Tapachula, Mexico, February 15, 2018 – After the Christmas holidays, on January 2, 2018, Belén shelter and Aldea Arcoíris migrant’s school in Tapachula, they reopened their doors and integration spaces to begin another year of support for migrants. Both Scalabribian Centers immediately began their new action plans for this 2018.
During the month of January, the following activities were carried out:
On January 27, a dynamic activity was carried out in conjunction with the UNHCR, which sought to see the general attention that Mexico gives to migrants, starting from the point of view of migrants directly. With various activities and games, they could express their feelings about what their experience has been with the different civil organizations and government agencies, and what we need to improve according to their vision. This dynamic activity consisted of separate groups that included children, young men, adolescent women, adult men, adult women and LGBTI members. Each group was given instructions, so they could explain how they have been treated by the UNHCR, COMAR, INM, shelters, how health services have been, and how they feel about security.
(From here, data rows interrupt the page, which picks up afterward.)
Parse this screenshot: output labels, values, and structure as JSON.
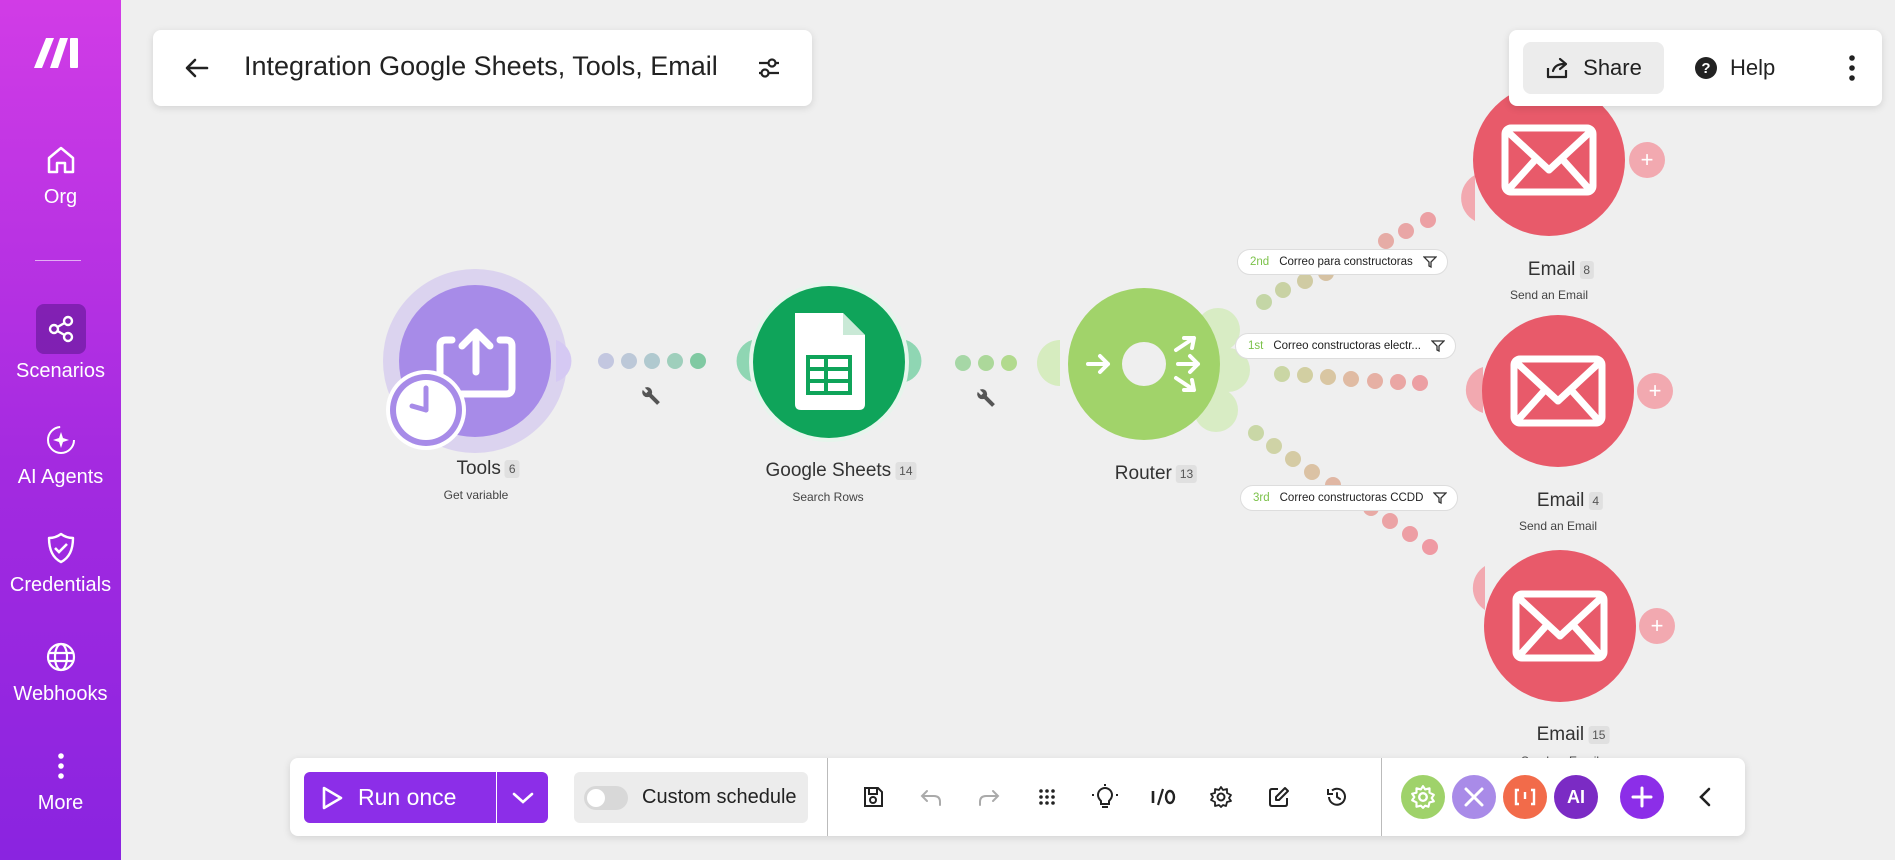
{
  "sidebar": {
    "logo": "make-logo",
    "items": [
      {
        "label": "Org",
        "icon": "home-icon"
      },
      {
        "label": "Scenarios",
        "icon": "share-nodes-icon"
      },
      {
        "label": "AI Agents",
        "icon": "ai-sparkle-icon"
      },
      {
        "label": "Credentials",
        "icon": "shield-check-icon"
      },
      {
        "label": "Webhooks",
        "icon": "globe-icon"
      },
      {
        "label": "More",
        "icon": "more-vertical-icon"
      }
    ]
  },
  "header": {
    "title": "Integration Google Sheets, Tools, Email"
  },
  "topright": {
    "share_label": "Share",
    "help_label": "Help"
  },
  "modules": [
    {
      "name": "Tools",
      "id": "6",
      "action": "Get variable",
      "color": "#a78be8"
    },
    {
      "name": "Google Sheets",
      "id": "14",
      "action": "Search Rows",
      "color": "#0fa45a"
    },
    {
      "name": "Router",
      "id": "13",
      "action": "",
      "color": "#a1d36a"
    },
    {
      "name": "Email",
      "id": "8",
      "action": "Send an Email",
      "color": "#e85a6a"
    },
    {
      "name": "Email",
      "id": "4",
      "action": "Send an Email",
      "color": "#e85a6a"
    },
    {
      "name": "Email",
      "id": "15",
      "action": "Send an Email",
      "color": "#e85a6a"
    }
  ],
  "filters": [
    {
      "order": "2nd",
      "label": "Correo para constructoras"
    },
    {
      "order": "1st",
      "label": "Correo constructoras electr..."
    },
    {
      "order": "3rd",
      "label": "Correo constructoras CCDD"
    }
  ],
  "toolbar": {
    "run_label": "Run once",
    "schedule_label": "Custom schedule",
    "ai_label": "AI",
    "accent": "#8c2ee8"
  }
}
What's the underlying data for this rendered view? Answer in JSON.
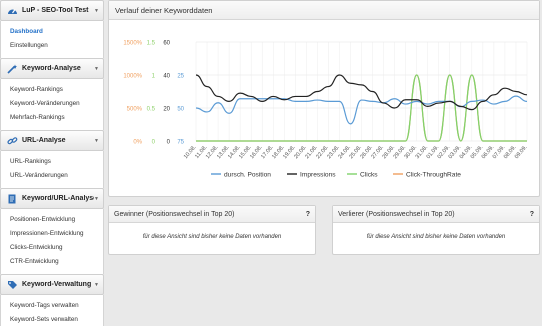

It was very interesting how everyone answered from their perspectives. For example, children who were in shelters, commented that it was comfortable and quiet with excellent treatment, the adult women felt the support of UNHCR was sometimes insufficient at INM, they had to wait a bit, but they felt that the service was agile. At COMAR they said, they took a long time to serve them. Adolescents in general spoke of good health, and in case of needing medical services; they felt it was relatively accessible. In the case of LGBTIs, they commented that because of their condition, they were very vulnerable to crime and not getting a decent job, that they did not feel very safe and that they were constantly victims of mistreatment and ridicule in the streets. It was a very interesting event, although we must take into account that it was a small group of 50 migrants and that we cannot take it into account as to generalize or to take actions based on these experiences, because it is a minority.
On February 9, UNHCR and the Ministry of Culture brought to Tapachula a play called “Small and Extraordinary Things.” Our sheltered migrants and students were invited.
This work is based on the experience of a girl who has to leave her country and she is in a place with other cultures, languages, and how hard it is for her to leave her home, her family, friends, and how she should adapt to her new life. It’s awareness to the general population of what some migrants have to go through.
Concluding with the report of the most relevant activities, on Wednesday, February 13, the visit of the National Institute of Migration (INM) pay a visit to collect the students’ paperwork and start making the immigration or visa cards.